AVAILABLE DATA Start Marker

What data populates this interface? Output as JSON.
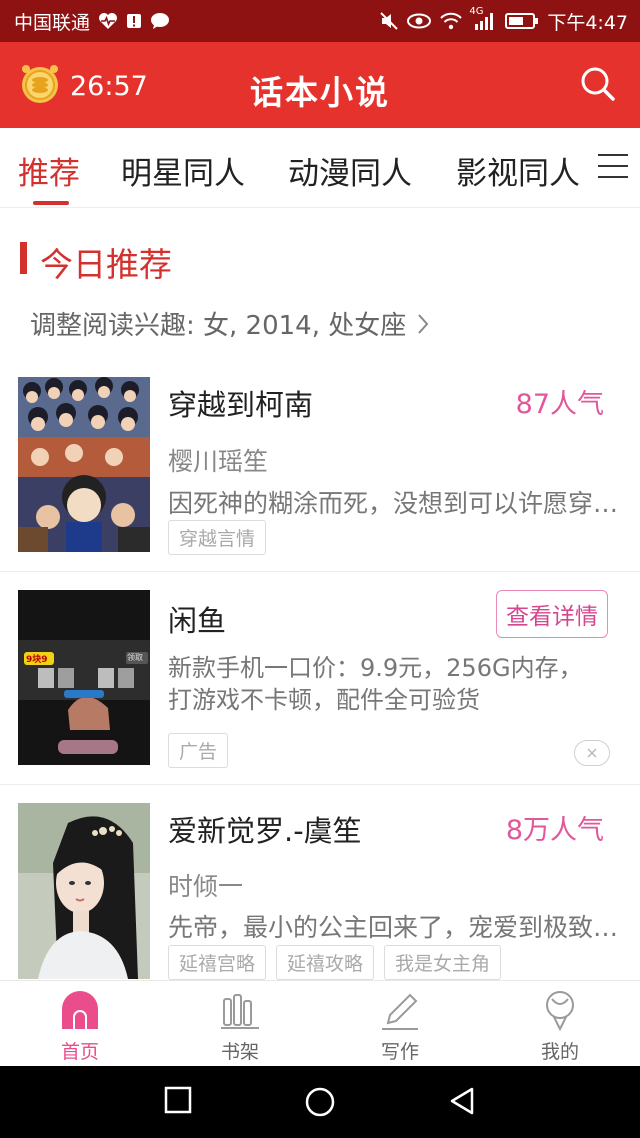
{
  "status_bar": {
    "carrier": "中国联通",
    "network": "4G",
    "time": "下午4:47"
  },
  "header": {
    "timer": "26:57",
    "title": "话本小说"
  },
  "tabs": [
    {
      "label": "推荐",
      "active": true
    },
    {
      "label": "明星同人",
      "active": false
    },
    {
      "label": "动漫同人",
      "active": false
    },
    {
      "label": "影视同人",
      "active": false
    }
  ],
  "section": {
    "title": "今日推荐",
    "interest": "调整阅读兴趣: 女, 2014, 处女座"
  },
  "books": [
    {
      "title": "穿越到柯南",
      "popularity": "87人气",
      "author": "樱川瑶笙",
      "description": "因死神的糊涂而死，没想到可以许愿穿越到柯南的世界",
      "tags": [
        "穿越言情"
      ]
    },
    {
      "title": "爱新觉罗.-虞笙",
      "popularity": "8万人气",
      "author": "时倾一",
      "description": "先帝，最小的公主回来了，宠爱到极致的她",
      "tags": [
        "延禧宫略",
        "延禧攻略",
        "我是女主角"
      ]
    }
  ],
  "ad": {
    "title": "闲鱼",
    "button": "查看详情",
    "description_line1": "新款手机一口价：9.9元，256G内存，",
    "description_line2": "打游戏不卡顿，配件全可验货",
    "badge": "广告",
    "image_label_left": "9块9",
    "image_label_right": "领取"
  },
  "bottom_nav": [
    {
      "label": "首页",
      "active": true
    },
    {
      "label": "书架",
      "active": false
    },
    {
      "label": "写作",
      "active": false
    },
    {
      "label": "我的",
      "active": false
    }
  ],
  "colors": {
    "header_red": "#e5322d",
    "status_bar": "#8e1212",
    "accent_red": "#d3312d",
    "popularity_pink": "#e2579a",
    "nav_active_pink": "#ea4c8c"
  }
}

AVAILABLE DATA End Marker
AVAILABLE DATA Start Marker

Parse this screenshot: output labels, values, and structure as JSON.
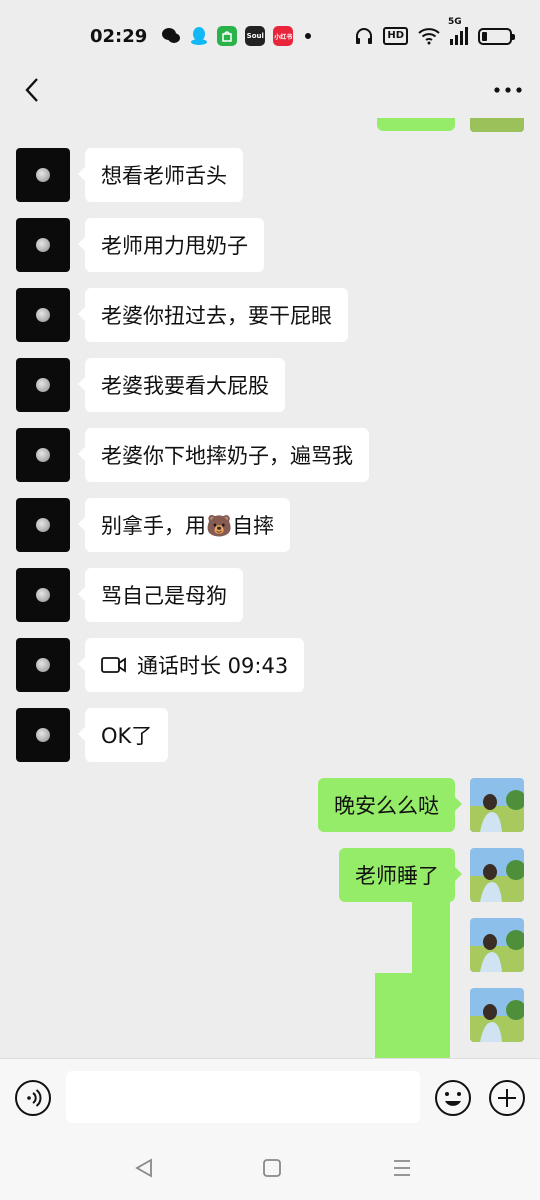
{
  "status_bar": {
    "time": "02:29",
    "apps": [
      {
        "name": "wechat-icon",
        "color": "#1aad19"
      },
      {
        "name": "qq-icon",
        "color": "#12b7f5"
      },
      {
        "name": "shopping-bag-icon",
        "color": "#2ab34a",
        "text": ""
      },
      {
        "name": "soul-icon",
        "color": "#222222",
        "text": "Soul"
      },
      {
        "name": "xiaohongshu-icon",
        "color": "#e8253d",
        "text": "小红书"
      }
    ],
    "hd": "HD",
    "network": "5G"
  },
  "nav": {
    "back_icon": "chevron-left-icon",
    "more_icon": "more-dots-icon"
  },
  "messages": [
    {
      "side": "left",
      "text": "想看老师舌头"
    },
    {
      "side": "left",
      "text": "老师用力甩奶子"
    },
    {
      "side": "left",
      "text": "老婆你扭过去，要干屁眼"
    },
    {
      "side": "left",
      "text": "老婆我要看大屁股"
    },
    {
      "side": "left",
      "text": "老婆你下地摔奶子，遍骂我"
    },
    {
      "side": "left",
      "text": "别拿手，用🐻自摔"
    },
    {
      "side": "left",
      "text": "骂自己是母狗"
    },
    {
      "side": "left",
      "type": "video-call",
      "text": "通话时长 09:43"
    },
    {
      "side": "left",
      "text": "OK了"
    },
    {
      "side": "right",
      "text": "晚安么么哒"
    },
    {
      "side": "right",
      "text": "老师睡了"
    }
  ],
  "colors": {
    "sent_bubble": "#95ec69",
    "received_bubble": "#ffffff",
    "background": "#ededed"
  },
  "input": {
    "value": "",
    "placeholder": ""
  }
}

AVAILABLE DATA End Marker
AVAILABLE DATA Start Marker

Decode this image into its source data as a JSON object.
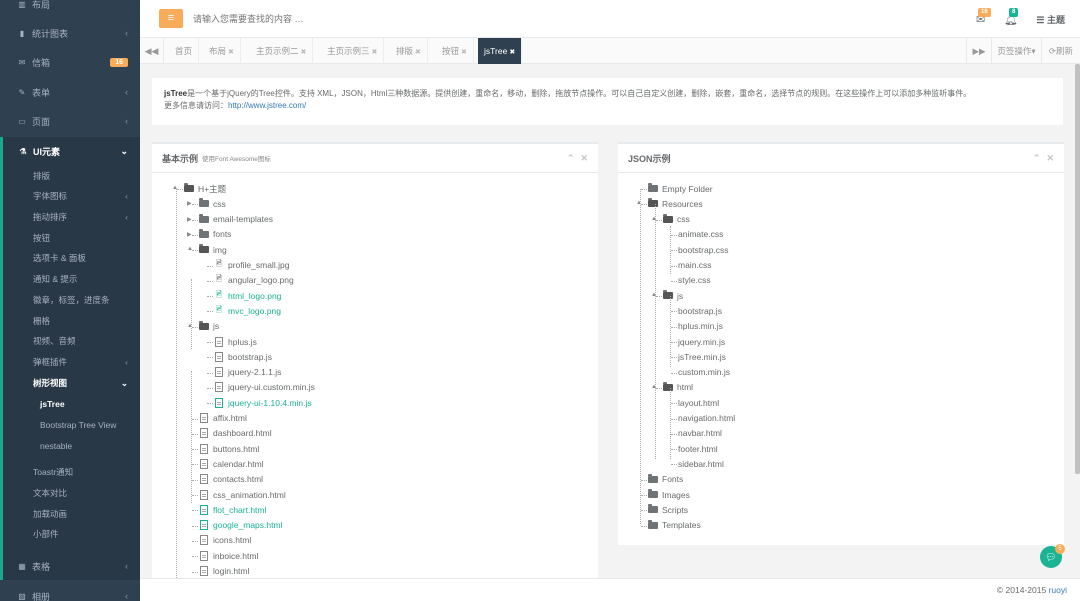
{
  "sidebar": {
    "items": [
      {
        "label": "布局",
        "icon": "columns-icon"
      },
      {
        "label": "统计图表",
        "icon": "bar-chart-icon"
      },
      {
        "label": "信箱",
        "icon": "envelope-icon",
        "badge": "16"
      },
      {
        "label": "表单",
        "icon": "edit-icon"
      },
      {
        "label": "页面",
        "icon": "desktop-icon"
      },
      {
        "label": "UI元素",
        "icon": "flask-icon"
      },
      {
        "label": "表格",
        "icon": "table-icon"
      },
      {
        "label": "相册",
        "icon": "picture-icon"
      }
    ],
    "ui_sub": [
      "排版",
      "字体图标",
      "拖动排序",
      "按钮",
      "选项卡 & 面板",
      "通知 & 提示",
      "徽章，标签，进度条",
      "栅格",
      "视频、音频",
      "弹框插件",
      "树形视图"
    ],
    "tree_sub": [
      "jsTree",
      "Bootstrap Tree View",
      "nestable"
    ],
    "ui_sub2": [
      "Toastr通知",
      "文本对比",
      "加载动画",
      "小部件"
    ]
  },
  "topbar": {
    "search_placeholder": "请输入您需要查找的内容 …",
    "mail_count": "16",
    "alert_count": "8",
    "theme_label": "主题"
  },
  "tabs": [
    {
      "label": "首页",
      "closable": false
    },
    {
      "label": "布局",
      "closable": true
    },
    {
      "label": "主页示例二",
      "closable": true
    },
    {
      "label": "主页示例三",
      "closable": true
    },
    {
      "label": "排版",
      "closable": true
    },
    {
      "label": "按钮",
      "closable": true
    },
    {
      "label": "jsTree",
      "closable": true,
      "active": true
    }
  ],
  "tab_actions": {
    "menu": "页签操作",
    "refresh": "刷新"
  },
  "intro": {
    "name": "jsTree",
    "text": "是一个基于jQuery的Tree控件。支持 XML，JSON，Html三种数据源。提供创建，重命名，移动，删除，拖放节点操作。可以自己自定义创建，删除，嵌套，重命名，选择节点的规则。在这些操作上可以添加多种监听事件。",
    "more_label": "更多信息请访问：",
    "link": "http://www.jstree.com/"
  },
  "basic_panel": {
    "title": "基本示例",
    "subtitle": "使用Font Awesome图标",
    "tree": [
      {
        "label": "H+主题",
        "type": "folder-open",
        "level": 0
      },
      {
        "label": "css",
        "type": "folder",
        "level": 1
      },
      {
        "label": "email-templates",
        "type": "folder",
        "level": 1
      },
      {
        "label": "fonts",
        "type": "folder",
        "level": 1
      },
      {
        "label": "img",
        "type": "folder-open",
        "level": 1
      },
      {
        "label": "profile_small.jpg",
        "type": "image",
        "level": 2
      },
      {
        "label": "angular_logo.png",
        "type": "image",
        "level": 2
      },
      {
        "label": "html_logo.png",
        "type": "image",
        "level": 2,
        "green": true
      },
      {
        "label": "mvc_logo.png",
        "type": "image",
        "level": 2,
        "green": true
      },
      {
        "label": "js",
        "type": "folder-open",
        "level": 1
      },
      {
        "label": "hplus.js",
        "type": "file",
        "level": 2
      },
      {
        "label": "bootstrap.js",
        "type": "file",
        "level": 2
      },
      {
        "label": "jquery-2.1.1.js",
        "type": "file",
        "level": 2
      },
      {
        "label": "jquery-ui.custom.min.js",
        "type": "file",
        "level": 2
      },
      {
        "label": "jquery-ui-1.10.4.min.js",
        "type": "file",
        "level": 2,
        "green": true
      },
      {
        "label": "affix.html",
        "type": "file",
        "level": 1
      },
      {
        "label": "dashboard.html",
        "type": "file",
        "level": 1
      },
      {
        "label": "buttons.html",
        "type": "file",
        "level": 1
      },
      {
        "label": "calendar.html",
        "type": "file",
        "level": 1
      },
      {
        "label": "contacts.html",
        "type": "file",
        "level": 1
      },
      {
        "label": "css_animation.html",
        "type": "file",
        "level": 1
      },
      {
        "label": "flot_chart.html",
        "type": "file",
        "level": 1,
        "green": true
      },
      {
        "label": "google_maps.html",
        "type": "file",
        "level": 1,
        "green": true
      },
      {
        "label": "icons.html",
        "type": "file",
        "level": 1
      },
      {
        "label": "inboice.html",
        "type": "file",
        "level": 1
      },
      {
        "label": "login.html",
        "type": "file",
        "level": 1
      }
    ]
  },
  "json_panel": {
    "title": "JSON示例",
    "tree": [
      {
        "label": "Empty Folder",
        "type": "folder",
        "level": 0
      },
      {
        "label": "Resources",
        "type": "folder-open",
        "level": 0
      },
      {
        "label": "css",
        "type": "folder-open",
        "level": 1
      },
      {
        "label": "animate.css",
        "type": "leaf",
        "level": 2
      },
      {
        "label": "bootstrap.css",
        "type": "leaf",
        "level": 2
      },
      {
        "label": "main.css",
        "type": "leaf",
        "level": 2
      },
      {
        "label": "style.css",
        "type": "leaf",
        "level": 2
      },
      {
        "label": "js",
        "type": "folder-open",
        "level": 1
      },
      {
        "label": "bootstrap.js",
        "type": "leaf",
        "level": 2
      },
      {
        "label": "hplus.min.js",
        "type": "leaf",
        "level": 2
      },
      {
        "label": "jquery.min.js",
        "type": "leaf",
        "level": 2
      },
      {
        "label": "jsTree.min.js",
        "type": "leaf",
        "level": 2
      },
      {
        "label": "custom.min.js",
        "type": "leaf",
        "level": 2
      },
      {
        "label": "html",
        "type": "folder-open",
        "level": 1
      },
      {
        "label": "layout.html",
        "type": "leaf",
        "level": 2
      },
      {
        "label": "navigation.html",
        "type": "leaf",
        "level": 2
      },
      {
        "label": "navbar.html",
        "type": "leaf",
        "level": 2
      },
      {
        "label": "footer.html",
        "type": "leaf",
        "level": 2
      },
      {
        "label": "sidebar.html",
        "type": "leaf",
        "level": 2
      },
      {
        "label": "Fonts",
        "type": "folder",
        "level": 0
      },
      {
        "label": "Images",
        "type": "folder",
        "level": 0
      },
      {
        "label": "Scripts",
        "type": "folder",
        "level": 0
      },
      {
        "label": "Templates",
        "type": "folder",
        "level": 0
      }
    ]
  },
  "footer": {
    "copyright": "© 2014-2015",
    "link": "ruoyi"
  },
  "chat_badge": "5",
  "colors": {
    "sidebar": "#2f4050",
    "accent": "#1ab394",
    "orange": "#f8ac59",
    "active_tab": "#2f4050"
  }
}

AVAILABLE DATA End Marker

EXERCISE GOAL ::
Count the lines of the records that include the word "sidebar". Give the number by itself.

EXERCISE ANSWER ::
3